There may have been some muscle weight added, but I would have expected to see that show up on Sunday’s weigh in. I ran for 30 minutes on Saturday for the first time in several weeks. Plus I did some standing squats after the run to strengthen my legs for the next run, which is today.

Next time you’ll see an update is when I pass 376.2. I’m only 1.2 pounds away from that, so if I do my job it shouldn’t take long.


One-day results on the scale can be deceiving, something I’ll have to remember when the news is bad. This morning, however, the number was good. It was really good. It was 378.8, which means I’m back to having lost more than 25 pounds.

The program I’m doing is pretty simple. I eat regularly and well, but less. I don’t get famished and I don’t get full. And I remember that in the morning I’m going to step on the scale.
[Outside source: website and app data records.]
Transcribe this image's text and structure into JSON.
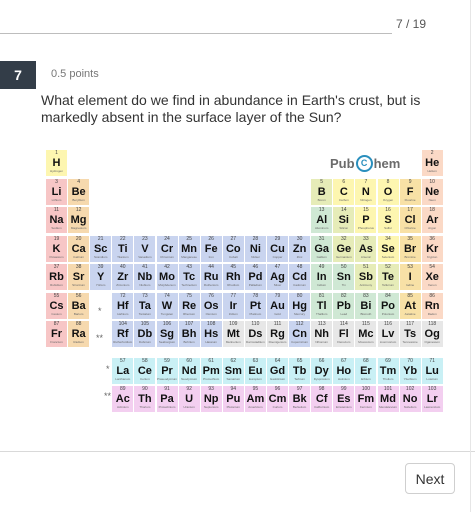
{
  "header": {
    "progress": "7 / 19"
  },
  "question": {
    "number": "7",
    "points": "0.5 points",
    "text": "What element do we find in abundance in Earth's crust, but is markedly absent in the surface layer of the Sun?"
  },
  "periodic_table": {
    "logo_left": "Pub",
    "logo_mid": "C",
    "logo_right": "hem",
    "placeholder_marks": [
      "*",
      "**",
      "*",
      "**"
    ],
    "category_colors": {
      "nonmetal": "#fdf6b0",
      "noble": "#fbd9c6",
      "alkali": "#f7c6c6",
      "alkaline": "#f6d9ae",
      "transition": "#c9d4ef",
      "post": "#cfe8d4",
      "metalloid": "#e6ecb8",
      "halogen": "#f8e1a6",
      "lanthanide": "#c9f0f5",
      "actinide": "#f3cff0",
      "unknown": "#e7e7e7"
    },
    "elements": [
      {
        "n": "1",
        "s": "H",
        "name": "Hydrogen",
        "r": 1,
        "c": 1,
        "cat": "nonmetal"
      },
      {
        "n": "2",
        "s": "He",
        "name": "Helium",
        "r": 1,
        "c": 18,
        "cat": "noble"
      },
      {
        "n": "3",
        "s": "Li",
        "name": "Lithium",
        "r": 2,
        "c": 1,
        "cat": "alkali"
      },
      {
        "n": "4",
        "s": "Be",
        "name": "Beryllium",
        "r": 2,
        "c": 2,
        "cat": "alkaline"
      },
      {
        "n": "5",
        "s": "B",
        "name": "Boron",
        "r": 2,
        "c": 13,
        "cat": "metalloid"
      },
      {
        "n": "6",
        "s": "C",
        "name": "Carbon",
        "r": 2,
        "c": 14,
        "cat": "nonmetal"
      },
      {
        "n": "7",
        "s": "N",
        "name": "Nitrogen",
        "r": 2,
        "c": 15,
        "cat": "nonmetal"
      },
      {
        "n": "8",
        "s": "O",
        "name": "Oxygen",
        "r": 2,
        "c": 16,
        "cat": "nonmetal"
      },
      {
        "n": "9",
        "s": "F",
        "name": "Fluorine",
        "r": 2,
        "c": 17,
        "cat": "halogen"
      },
      {
        "n": "10",
        "s": "Ne",
        "name": "Neon",
        "r": 2,
        "c": 18,
        "cat": "noble"
      },
      {
        "n": "11",
        "s": "Na",
        "name": "Sodium",
        "r": 3,
        "c": 1,
        "cat": "alkali"
      },
      {
        "n": "12",
        "s": "Mg",
        "name": "Magnesium",
        "r": 3,
        "c": 2,
        "cat": "alkaline"
      },
      {
        "n": "13",
        "s": "Al",
        "name": "Aluminum",
        "r": 3,
        "c": 13,
        "cat": "post"
      },
      {
        "n": "14",
        "s": "Si",
        "name": "Silicon",
        "r": 3,
        "c": 14,
        "cat": "metalloid"
      },
      {
        "n": "15",
        "s": "P",
        "name": "Phosphorus",
        "r": 3,
        "c": 15,
        "cat": "nonmetal"
      },
      {
        "n": "16",
        "s": "S",
        "name": "Sulfur",
        "r": 3,
        "c": 16,
        "cat": "nonmetal"
      },
      {
        "n": "17",
        "s": "Cl",
        "name": "Chlorine",
        "r": 3,
        "c": 17,
        "cat": "halogen"
      },
      {
        "n": "18",
        "s": "Ar",
        "name": "Argon",
        "r": 3,
        "c": 18,
        "cat": "noble"
      },
      {
        "n": "19",
        "s": "K",
        "name": "Potassium",
        "r": 4,
        "c": 1,
        "cat": "alkali"
      },
      {
        "n": "20",
        "s": "Ca",
        "name": "Calcium",
        "r": 4,
        "c": 2,
        "cat": "alkaline"
      },
      {
        "n": "21",
        "s": "Sc",
        "name": "Scandium",
        "r": 4,
        "c": 3,
        "cat": "transition"
      },
      {
        "n": "22",
        "s": "Ti",
        "name": "Titanium",
        "r": 4,
        "c": 4,
        "cat": "transition"
      },
      {
        "n": "23",
        "s": "V",
        "name": "Vanadium",
        "r": 4,
        "c": 5,
        "cat": "transition"
      },
      {
        "n": "24",
        "s": "Cr",
        "name": "Chromium",
        "r": 4,
        "c": 6,
        "cat": "transition"
      },
      {
        "n": "25",
        "s": "Mn",
        "name": "Manganese",
        "r": 4,
        "c": 7,
        "cat": "transition"
      },
      {
        "n": "26",
        "s": "Fe",
        "name": "Iron",
        "r": 4,
        "c": 8,
        "cat": "transition"
      },
      {
        "n": "27",
        "s": "Co",
        "name": "Cobalt",
        "r": 4,
        "c": 9,
        "cat": "transition"
      },
      {
        "n": "28",
        "s": "Ni",
        "name": "Nickel",
        "r": 4,
        "c": 10,
        "cat": "transition"
      },
      {
        "n": "29",
        "s": "Cu",
        "name": "Copper",
        "r": 4,
        "c": 11,
        "cat": "transition"
      },
      {
        "n": "30",
        "s": "Zn",
        "name": "Zinc",
        "r": 4,
        "c": 12,
        "cat": "transition"
      },
      {
        "n": "31",
        "s": "Ga",
        "name": "Gallium",
        "r": 4,
        "c": 13,
        "cat": "post"
      },
      {
        "n": "32",
        "s": "Ge",
        "name": "Germanium",
        "r": 4,
        "c": 14,
        "cat": "metalloid"
      },
      {
        "n": "33",
        "s": "As",
        "name": "Arsenic",
        "r": 4,
        "c": 15,
        "cat": "metalloid"
      },
      {
        "n": "34",
        "s": "Se",
        "name": "Selenium",
        "r": 4,
        "c": 16,
        "cat": "nonmetal"
      },
      {
        "n": "35",
        "s": "Br",
        "name": "Bromine",
        "r": 4,
        "c": 17,
        "cat": "halogen"
      },
      {
        "n": "36",
        "s": "Kr",
        "name": "Krypton",
        "r": 4,
        "c": 18,
        "cat": "noble"
      },
      {
        "n": "37",
        "s": "Rb",
        "name": "Rubidium",
        "r": 5,
        "c": 1,
        "cat": "alkali"
      },
      {
        "n": "38",
        "s": "Sr",
        "name": "Strontium",
        "r": 5,
        "c": 2,
        "cat": "alkaline"
      },
      {
        "n": "39",
        "s": "Y",
        "name": "Yttrium",
        "r": 5,
        "c": 3,
        "cat": "transition"
      },
      {
        "n": "40",
        "s": "Zr",
        "name": "Zirconium",
        "r": 5,
        "c": 4,
        "cat": "transition"
      },
      {
        "n": "41",
        "s": "Nb",
        "name": "Niobium",
        "r": 5,
        "c": 5,
        "cat": "transition"
      },
      {
        "n": "42",
        "s": "Mo",
        "name": "Molybdenum",
        "r": 5,
        "c": 6,
        "cat": "transition"
      },
      {
        "n": "43",
        "s": "Tc",
        "name": "Technetium",
        "r": 5,
        "c": 7,
        "cat": "transition"
      },
      {
        "n": "44",
        "s": "Ru",
        "name": "Ruthenium",
        "r": 5,
        "c": 8,
        "cat": "transition"
      },
      {
        "n": "45",
        "s": "Rh",
        "name": "Rhodium",
        "r": 5,
        "c": 9,
        "cat": "transition"
      },
      {
        "n": "46",
        "s": "Pd",
        "name": "Palladium",
        "r": 5,
        "c": 10,
        "cat": "transition"
      },
      {
        "n": "47",
        "s": "Ag",
        "name": "Silver",
        "r": 5,
        "c": 11,
        "cat": "transition"
      },
      {
        "n": "48",
        "s": "Cd",
        "name": "Cadmium",
        "r": 5,
        "c": 12,
        "cat": "transition"
      },
      {
        "n": "49",
        "s": "In",
        "name": "Indium",
        "r": 5,
        "c": 13,
        "cat": "post"
      },
      {
        "n": "50",
        "s": "Sn",
        "name": "Tin",
        "r": 5,
        "c": 14,
        "cat": "post"
      },
      {
        "n": "51",
        "s": "Sb",
        "name": "Antimony",
        "r": 5,
        "c": 15,
        "cat": "metalloid"
      },
      {
        "n": "52",
        "s": "Te",
        "name": "Tellurium",
        "r": 5,
        "c": 16,
        "cat": "metalloid"
      },
      {
        "n": "53",
        "s": "I",
        "name": "Iodine",
        "r": 5,
        "c": 17,
        "cat": "halogen"
      },
      {
        "n": "54",
        "s": "Xe",
        "name": "Xenon",
        "r": 5,
        "c": 18,
        "cat": "noble"
      },
      {
        "n": "55",
        "s": "Cs",
        "name": "Cesium",
        "r": 6,
        "c": 1,
        "cat": "alkali"
      },
      {
        "n": "56",
        "s": "Ba",
        "name": "Barium",
        "r": 6,
        "c": 2,
        "cat": "alkaline"
      },
      {
        "n": "72",
        "s": "Hf",
        "name": "Hafnium",
        "r": 6,
        "c": 4,
        "cat": "transition"
      },
      {
        "n": "73",
        "s": "Ta",
        "name": "Tantalum",
        "r": 6,
        "c": 5,
        "cat": "transition"
      },
      {
        "n": "74",
        "s": "W",
        "name": "Tungsten",
        "r": 6,
        "c": 6,
        "cat": "transition"
      },
      {
        "n": "75",
        "s": "Re",
        "name": "Rhenium",
        "r": 6,
        "c": 7,
        "cat": "transition"
      },
      {
        "n": "76",
        "s": "Os",
        "name": "Osmium",
        "r": 6,
        "c": 8,
        "cat": "transition"
      },
      {
        "n": "77",
        "s": "Ir",
        "name": "Iridium",
        "r": 6,
        "c": 9,
        "cat": "transition"
      },
      {
        "n": "78",
        "s": "Pt",
        "name": "Platinum",
        "r": 6,
        "c": 10,
        "cat": "transition"
      },
      {
        "n": "79",
        "s": "Au",
        "name": "Gold",
        "r": 6,
        "c": 11,
        "cat": "transition"
      },
      {
        "n": "80",
        "s": "Hg",
        "name": "Mercury",
        "r": 6,
        "c": 12,
        "cat": "transition"
      },
      {
        "n": "81",
        "s": "Tl",
        "name": "Thallium",
        "r": 6,
        "c": 13,
        "cat": "post"
      },
      {
        "n": "82",
        "s": "Pb",
        "name": "Lead",
        "r": 6,
        "c": 14,
        "cat": "post"
      },
      {
        "n": "83",
        "s": "Bi",
        "name": "Bismuth",
        "r": 6,
        "c": 15,
        "cat": "post"
      },
      {
        "n": "84",
        "s": "Po",
        "name": "Polonium",
        "r": 6,
        "c": 16,
        "cat": "post"
      },
      {
        "n": "85",
        "s": "At",
        "name": "Astatine",
        "r": 6,
        "c": 17,
        "cat": "halogen"
      },
      {
        "n": "86",
        "s": "Rn",
        "name": "Radon",
        "r": 6,
        "c": 18,
        "cat": "noble"
      },
      {
        "n": "87",
        "s": "Fr",
        "name": "Francium",
        "r": 7,
        "c": 1,
        "cat": "alkali"
      },
      {
        "n": "88",
        "s": "Ra",
        "name": "Radium",
        "r": 7,
        "c": 2,
        "cat": "alkaline"
      },
      {
        "n": "104",
        "s": "Rf",
        "name": "Rutherfordium",
        "r": 7,
        "c": 4,
        "cat": "transition"
      },
      {
        "n": "105",
        "s": "Db",
        "name": "Dubnium",
        "r": 7,
        "c": 5,
        "cat": "transition"
      },
      {
        "n": "106",
        "s": "Sg",
        "name": "Seaborgium",
        "r": 7,
        "c": 6,
        "cat": "transition"
      },
      {
        "n": "107",
        "s": "Bh",
        "name": "Bohrium",
        "r": 7,
        "c": 7,
        "cat": "transition"
      },
      {
        "n": "108",
        "s": "Hs",
        "name": "Hassium",
        "r": 7,
        "c": 8,
        "cat": "transition"
      },
      {
        "n": "109",
        "s": "Mt",
        "name": "Meitnerium",
        "r": 7,
        "c": 9,
        "cat": "unknown"
      },
      {
        "n": "110",
        "s": "Ds",
        "name": "Darmstadtium",
        "r": 7,
        "c": 10,
        "cat": "unknown"
      },
      {
        "n": "111",
        "s": "Rg",
        "name": "Roentgenium",
        "r": 7,
        "c": 11,
        "cat": "unknown"
      },
      {
        "n": "112",
        "s": "Cn",
        "name": "Copernicium",
        "r": 7,
        "c": 12,
        "cat": "transition"
      },
      {
        "n": "113",
        "s": "Nh",
        "name": "Nihonium",
        "r": 7,
        "c": 13,
        "cat": "unknown"
      },
      {
        "n": "114",
        "s": "Fl",
        "name": "Flerovium",
        "r": 7,
        "c": 14,
        "cat": "unknown"
      },
      {
        "n": "115",
        "s": "Mc",
        "name": "Moscovium",
        "r": 7,
        "c": 15,
        "cat": "unknown"
      },
      {
        "n": "116",
        "s": "Lv",
        "name": "Livermorium",
        "r": 7,
        "c": 16,
        "cat": "unknown"
      },
      {
        "n": "117",
        "s": "Ts",
        "name": "Tennessine",
        "r": 7,
        "c": 17,
        "cat": "unknown"
      },
      {
        "n": "118",
        "s": "Og",
        "name": "Oganesson",
        "r": 7,
        "c": 18,
        "cat": "unknown"
      },
      {
        "n": "57",
        "s": "La",
        "name": "Lanthanum",
        "r": 9,
        "c": 4,
        "cat": "lanthanide"
      },
      {
        "n": "58",
        "s": "Ce",
        "name": "Cerium",
        "r": 9,
        "c": 5,
        "cat": "lanthanide"
      },
      {
        "n": "59",
        "s": "Pr",
        "name": "Praseodymium",
        "r": 9,
        "c": 6,
        "cat": "lanthanide"
      },
      {
        "n": "60",
        "s": "Nd",
        "name": "Neodymium",
        "r": 9,
        "c": 7,
        "cat": "lanthanide"
      },
      {
        "n": "61",
        "s": "Pm",
        "name": "Promethium",
        "r": 9,
        "c": 8,
        "cat": "lanthanide"
      },
      {
        "n": "62",
        "s": "Sm",
        "name": "Samarium",
        "r": 9,
        "c": 9,
        "cat": "lanthanide"
      },
      {
        "n": "63",
        "s": "Eu",
        "name": "Europium",
        "r": 9,
        "c": 10,
        "cat": "lanthanide"
      },
      {
        "n": "64",
        "s": "Gd",
        "name": "Gadolinium",
        "r": 9,
        "c": 11,
        "cat": "lanthanide"
      },
      {
        "n": "65",
        "s": "Tb",
        "name": "Terbium",
        "r": 9,
        "c": 12,
        "cat": "lanthanide"
      },
      {
        "n": "66",
        "s": "Dy",
        "name": "Dysprosium",
        "r": 9,
        "c": 13,
        "cat": "lanthanide"
      },
      {
        "n": "67",
        "s": "Ho",
        "name": "Holmium",
        "r": 9,
        "c": 14,
        "cat": "lanthanide"
      },
      {
        "n": "68",
        "s": "Er",
        "name": "Erbium",
        "r": 9,
        "c": 15,
        "cat": "lanthanide"
      },
      {
        "n": "69",
        "s": "Tm",
        "name": "Thulium",
        "r": 9,
        "c": 16,
        "cat": "lanthanide"
      },
      {
        "n": "70",
        "s": "Yb",
        "name": "Ytterbium",
        "r": 9,
        "c": 17,
        "cat": "lanthanide"
      },
      {
        "n": "71",
        "s": "Lu",
        "name": "Lutetium",
        "r": 9,
        "c": 18,
        "cat": "lanthanide"
      },
      {
        "n": "89",
        "s": "Ac",
        "name": "Actinium",
        "r": 10,
        "c": 4,
        "cat": "actinide"
      },
      {
        "n": "90",
        "s": "Th",
        "name": "Thorium",
        "r": 10,
        "c": 5,
        "cat": "actinide"
      },
      {
        "n": "91",
        "s": "Pa",
        "name": "Protactinium",
        "r": 10,
        "c": 6,
        "cat": "actinide"
      },
      {
        "n": "92",
        "s": "U",
        "name": "Uranium",
        "r": 10,
        "c": 7,
        "cat": "actinide"
      },
      {
        "n": "93",
        "s": "Np",
        "name": "Neptunium",
        "r": 10,
        "c": 8,
        "cat": "actinide"
      },
      {
        "n": "94",
        "s": "Pu",
        "name": "Plutonium",
        "r": 10,
        "c": 9,
        "cat": "actinide"
      },
      {
        "n": "95",
        "s": "Am",
        "name": "Americium",
        "r": 10,
        "c": 10,
        "cat": "actinide"
      },
      {
        "n": "96",
        "s": "Cm",
        "name": "Curium",
        "r": 10,
        "c": 11,
        "cat": "actinide"
      },
      {
        "n": "97",
        "s": "Bk",
        "name": "Berkelium",
        "r": 10,
        "c": 12,
        "cat": "actinide"
      },
      {
        "n": "98",
        "s": "Cf",
        "name": "Californium",
        "r": 10,
        "c": 13,
        "cat": "actinide"
      },
      {
        "n": "99",
        "s": "Es",
        "name": "Einsteinium",
        "r": 10,
        "c": 14,
        "cat": "actinide"
      },
      {
        "n": "100",
        "s": "Fm",
        "name": "Fermium",
        "r": 10,
        "c": 15,
        "cat": "actinide"
      },
      {
        "n": "101",
        "s": "Md",
        "name": "Mendelevium",
        "r": 10,
        "c": 16,
        "cat": "actinide"
      },
      {
        "n": "102",
        "s": "No",
        "name": "Nobelium",
        "r": 10,
        "c": 17,
        "cat": "actinide"
      },
      {
        "n": "103",
        "s": "Lr",
        "name": "Lawrencium",
        "r": 10,
        "c": 18,
        "cat": "actinide"
      }
    ]
  },
  "footer": {
    "next_label": "Next"
  }
}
As a bonus my hip doesn’t hurt and the heel pain I have with the plantar fasciitis is way down. It may be time to hit the jogging trail again.

Talk to you on Monday, unless another milestone happens sooner.
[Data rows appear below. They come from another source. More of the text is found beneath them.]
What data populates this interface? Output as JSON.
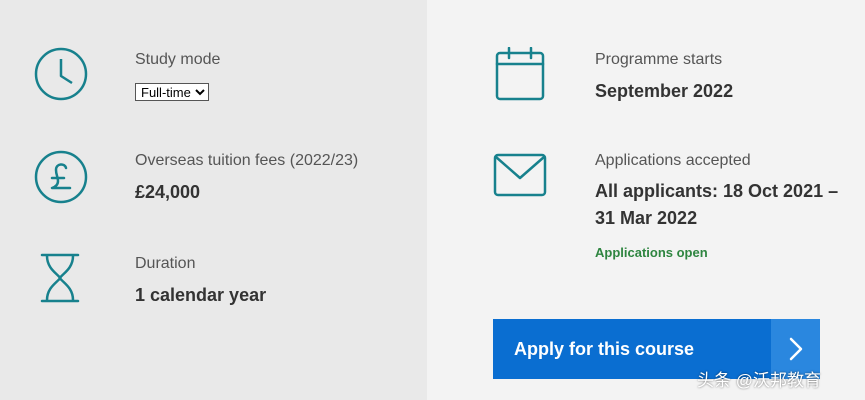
{
  "colors": {
    "icon_teal": "#17818d",
    "accent_blue": "#0a6ed1",
    "status_green": "#2e8540"
  },
  "study_mode": {
    "icon": "clock-icon",
    "label": "Study mode",
    "selected": "Full-time"
  },
  "fees": {
    "icon": "pound-icon",
    "label": "Overseas tuition fees (2022/23)",
    "value": "£24,000"
  },
  "duration": {
    "icon": "hourglass-icon",
    "label": "Duration",
    "value": "1 calendar year"
  },
  "programme_start": {
    "icon": "calendar-icon",
    "label": "Programme starts",
    "value": "September 2022"
  },
  "applications": {
    "icon": "envelope-icon",
    "label": "Applications accepted",
    "value": "All applicants: 18 Oct 2021 – 31 Mar 2022",
    "status": "Applications open"
  },
  "apply_button": {
    "label": "Apply for this course",
    "icon": "chevron-right-icon"
  },
  "watermark": "头条 @沃邦教育"
}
You and I chat in week 26 of Shedding a big guy

This is what my weight loss represents in meth.

You: Really? You’re telling me this is good news?

Me: Not “good” news necessarily. But it’s not as bad as it looks.
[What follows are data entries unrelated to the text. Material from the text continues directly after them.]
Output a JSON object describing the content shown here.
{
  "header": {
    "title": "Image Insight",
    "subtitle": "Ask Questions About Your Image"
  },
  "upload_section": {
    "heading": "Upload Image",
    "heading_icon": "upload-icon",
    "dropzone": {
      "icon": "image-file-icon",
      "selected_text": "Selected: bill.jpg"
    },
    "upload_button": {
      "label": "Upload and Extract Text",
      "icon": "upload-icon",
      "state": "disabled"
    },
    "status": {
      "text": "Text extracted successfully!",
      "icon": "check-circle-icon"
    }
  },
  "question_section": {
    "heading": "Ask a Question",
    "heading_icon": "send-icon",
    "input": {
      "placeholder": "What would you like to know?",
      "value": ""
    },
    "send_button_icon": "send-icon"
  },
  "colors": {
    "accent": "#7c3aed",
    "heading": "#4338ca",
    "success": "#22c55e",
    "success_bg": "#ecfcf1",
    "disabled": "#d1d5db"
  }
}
You: How so?

Me: Well, sure, it looks like I gained 7 pounds since the last weigh-in. That much is true. The reality is, though, I had put at least most of that back by the time I decided to make a wholesale change in the plan.

You: So you didn’t gain any weight since then?

Me: This might be where the bad news, if there is such a thing, came in. I swore off weighing myself weekly in favor of monthly weigh-ins. That might not have been the best idea.

You: Why is that?

Me: For one thing, I really don’t know if I gained or lost since then, because I didn’t have a check point. I’m not sure it would have done me good emotionally to know at the time. The other problem is when I’m two weeks away from looking at the scale and reporting to all of you, I can sometimes get a little relaxed about what I’m eating, thinking I still have time to make it up. So I might eat a little too much cereal late at night.

You: Or go get a Blizzard at DQ?

Me: I didn’t do that exactly, but there was one day recently where I really went off the rails. Overall, though, I think it was a number of small choices I made here and there that didn’t help. On Friday I ate half a muffin I didn’t need, for example, because I wasn’t hungry. It was good news in that I only ate half, but eating half of something is still half of something. That’s not to say I can’t have a muffin once in a while, but in that moment it probably wasn’t the best thing to do.
If I were to guess when I put the weight back on, I’d say it was before I announced that I wasn’t doing formal diets anymore. For the most part life has been awesome since then. I’ve been a ton happier. I’m three weeks without soda and that has been a monster bonus. I think the next thing I need to work on is getting enough sleep.

You: So how will you report now? Will you be going back to the weekly update?

Me: I think the thing is to focus on the next milestone. I’m 1.4 pounds away from being back to the 20-pound weight loss level. At 20.2 I’ll be back at 5 percent of my body weight lost. Those kind of things are what I will shoot for, and then maybe I’ll report each time I hit one. And I’ll at least write something once a week still. At least every Monday there will be some kind of update.

You: You didn’t mention exercise.

Me: I’ve got to do something there. That’s true. The back injury I had seems to have gone, but the Plantar Fasciitis is lingering, which makes it tough to walk for any real distance. I’ll figure something out.

Bottom Line:
Beginning weight: 404
This week’s weight: 385.4
Last week’s weight: 378.2
Change: +7.2
Total weight lost: -18.6
Weight loss goal: 205
Percentage body weight goal: 50.5 percent
Percentage body weight lost: 4.6 percent
Percentage of goal lost: 9.1 percent
Plans for this week: Happy New Year!